NEC Corporation has reduced the size of the millimeter-wave radio units for fifth-generation (5G) mobile communications, and has developed low power consumption circuit technologies that improve installation flexibility.
5G is expected to enable large capacity communications that measure up to several tens of gigabits per second (Gbps) by taking advantage of wideband millimeter-wave technology. However, an increase in the power consumption of wireless circuits results in larger equipment due to the expanded size of the heat dissipation mechanisms. This poses a challenge as there is limited space for the installation of radio units.
Newly developed low-power circuit technologies reduce the overall power consumption of the millimeter-wave radio unit, leading to a smaller heat dissipation mechanism in the wireless circuit. This allows the body of the millimeter-wave radio unit to be as small as that of LTE radio units. As a result, it enables the millimeter-wave radio unit to be installed in places that are usually considered difficult, such as streetlights and telegraph poles, in addition to conventional building rooftops.
Major features of the technologies are shown below:
1. Reduces power consumption of millimeter-wave wideband amplifier to one fifth NEC developed wide-band digital pre-distortion technology where a power amplifier’s distortion outside an observation band is estimated and suppressed by using only in-band signals. This enables power amplifiers to operate with both high efficiency and low distortion, which conventional amplifiers cannot achieve. Consequently, this permits signal quality to be secured with low power consumption, while reducing power consumption of the amplifier to approximately one fifth when compared to conventional devices.
2. Reduces power consumption of analog wireless circuits to half
NEC applied a 1-bit digital transmitter, which eliminates the need for digital-to-analog converters, to a millimeter-wave wideband communication system, and successfully reduced the overall power consumption of analog wireless circuits to approximately half, compared to that of commercial products with digital-to-analog converters.

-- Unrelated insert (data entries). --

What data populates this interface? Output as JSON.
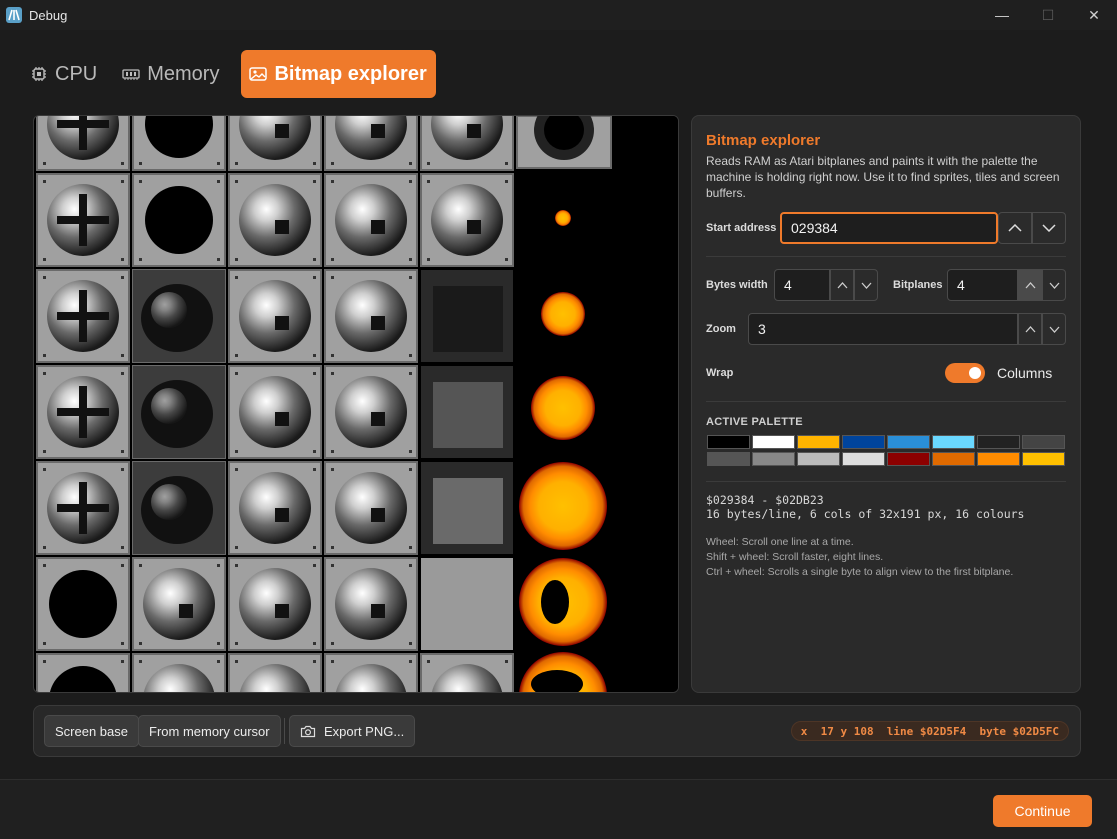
{
  "window": {
    "title": "Debug",
    "minimize": "—",
    "maximize": "☐",
    "close": "✕"
  },
  "tabs": [
    {
      "label": "CPU",
      "icon": "cpu-icon",
      "active": false
    },
    {
      "label": "Memory",
      "icon": "memory-icon",
      "active": false
    },
    {
      "label": "Bitmap explorer",
      "icon": "image-icon",
      "active": true
    }
  ],
  "panel": {
    "title": "Bitmap explorer",
    "description": "Reads RAM as Atari bitplanes and paints it with the palette the machine is holding right now. Use it to find sprites, tiles and screen buffers.",
    "start_address_label": "Start address",
    "start_address_value": "029384",
    "bytes_width_label": "Bytes width",
    "bytes_width_value": "4",
    "bitplanes_label": "Bitplanes",
    "bitplanes_value": "4",
    "zoom_label": "Zoom",
    "zoom_value": "3",
    "wrap_label": "Wrap",
    "wrap_toggle_label": "Columns",
    "wrap_on": true,
    "palette_title": "ACTIVE PALETTE",
    "palette": [
      "#000000",
      "#ffffff",
      "#ffb400",
      "#00449c",
      "#2a8fd8",
      "#6ad8ff",
      "#222222",
      "#444444",
      "#555555",
      "#888888",
      "#bbbbbb",
      "#dddddd",
      "#8c0000",
      "#e06a00",
      "#ff8c00",
      "#ffc000"
    ],
    "range_line": "$029384 - $02DB23",
    "format_line": "16 bytes/line, 6 cols of 32x191 px, 16 colours",
    "help": [
      "Wheel: Scroll one line at a time.",
      "Shift + wheel: Scroll faster, eight lines.",
      "Ctrl + wheel: Scrolls a single byte to align view to the first bitplane."
    ]
  },
  "toolbar": {
    "screen_base": "Screen base",
    "from_cursor": "From memory cursor",
    "export_png": "Export PNG...",
    "status": "x  17 y 108  line $02D5F4  byte $02D5FC"
  },
  "footer": {
    "continue": "Continue"
  },
  "colors": {
    "accent": "#ef7a2b"
  }
}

“NEC aims to see these technologies deployed with wireless base stations that contribute to the construction of 5G mobile networks throughout the world,” said Yuichi Nakamura, General Manager, NEC System Platform Research Laboratories.

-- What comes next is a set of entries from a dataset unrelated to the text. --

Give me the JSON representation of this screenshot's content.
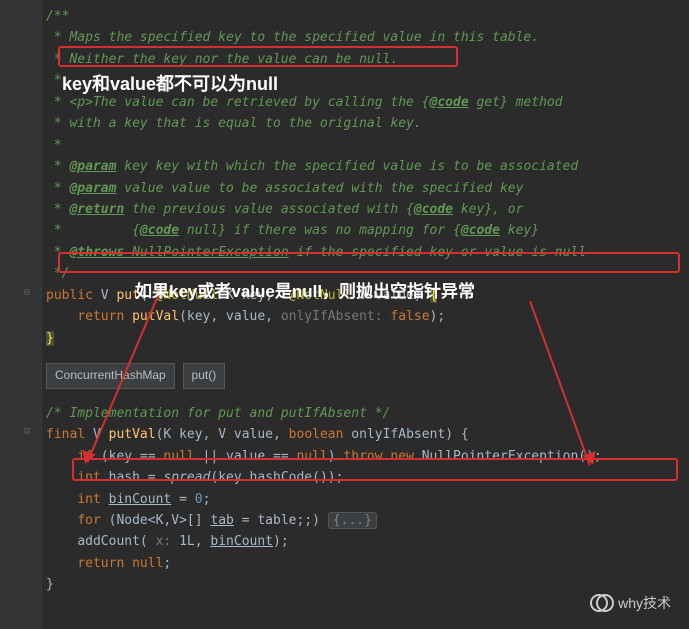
{
  "javadoc": {
    "l1": "/**",
    "l2": " * Maps the specified key to the specified value in this table.",
    "l3": " * Neither the key nor the value can be null.",
    "l4": " *",
    "l5": " * <p>The value can be retrieved by calling the {",
    "l5b": " get} method",
    "l6": " * with a key that is equal to the original key.",
    "l7": " *",
    "l8_prefix": " * ",
    "l8_tag": "@param",
    "l8_rest": " key key with which the specified value is to be associated",
    "l9_prefix": " * ",
    "l9_tag": "@param",
    "l9_rest": " value value to be associated with the specified key",
    "l10_prefix": " * ",
    "l10_tag": "@return",
    "l10_rest": " the previous value associated with {",
    "l10_rest2": " key}, or",
    "l11_prefix": " *         {",
    "l11_rest": " null} if there was no mapping for {",
    "l11_rest2": " key}",
    "l12_prefix": " * ",
    "l12_tag": "@throws",
    "l12_mid": " NullPointerException",
    "l12_rest": " if the specified key or value is null",
    "l13": " */",
    "code_tag": "@code"
  },
  "put": {
    "kw_public": "public",
    "ret_type": "V",
    "method": "put",
    "ann": "@NotNull",
    "ktype": "K",
    "kname": "key",
    "vtype": "V",
    "vname": "value",
    "kw_return": "return",
    "call": "putVal",
    "named_param": "onlyIfAbsent:",
    "false_val": "false"
  },
  "breadcrumb": {
    "a": "ConcurrentHashMap",
    "b": "put()"
  },
  "impl": {
    "comment": "/* Implementation for put and putIfAbsent */",
    "kw_final": "final",
    "ret": "V",
    "method": "putVal",
    "p1t": "K",
    "p1n": "key",
    "p2t": "V",
    "p2n": "value",
    "p3t": "boolean",
    "p3n": "onlyIfAbsent",
    "if_line_a": "if",
    "if_line_b": " (key == ",
    "if_line_c": "null",
    "if_line_d": " || value == ",
    "if_line_e": "null",
    "if_line_f": ") ",
    "if_line_g": "throw new",
    "if_line_h": " NullPointerException();",
    "hash_a": "int",
    "hash_b": " hash = ",
    "hash_c": "spread",
    "hash_d": "(key.hashCode());",
    "bin_a": "int",
    "bin_b": "binCount",
    "bin_c": " = ",
    "bin_d": "0",
    "for_a": "for",
    "for_b": " (Node<",
    "for_c": "K",
    "for_d": ",",
    "for_e": "V",
    "for_f": ">[] ",
    "for_g": "tab",
    "for_h": " = table;;) ",
    "for_fold": "{...}",
    "add_a": "addCount( ",
    "add_b": "x:",
    "add_c": " 1L, ",
    "add_d": "binCount",
    "add_e": ");",
    "ret_a": "return null",
    "ret_b": ";"
  },
  "annotations": {
    "a1": "key和value都不可以为null",
    "a2": "如果key或者value是null，则抛出空指针异常"
  },
  "watermark": "why技术"
}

NEC will present these technologies at Mobile World Congress (MWC) 2018 in Barcelona, Spain, from Monday, February 26, 2018 to Thursday, March 1, 2018.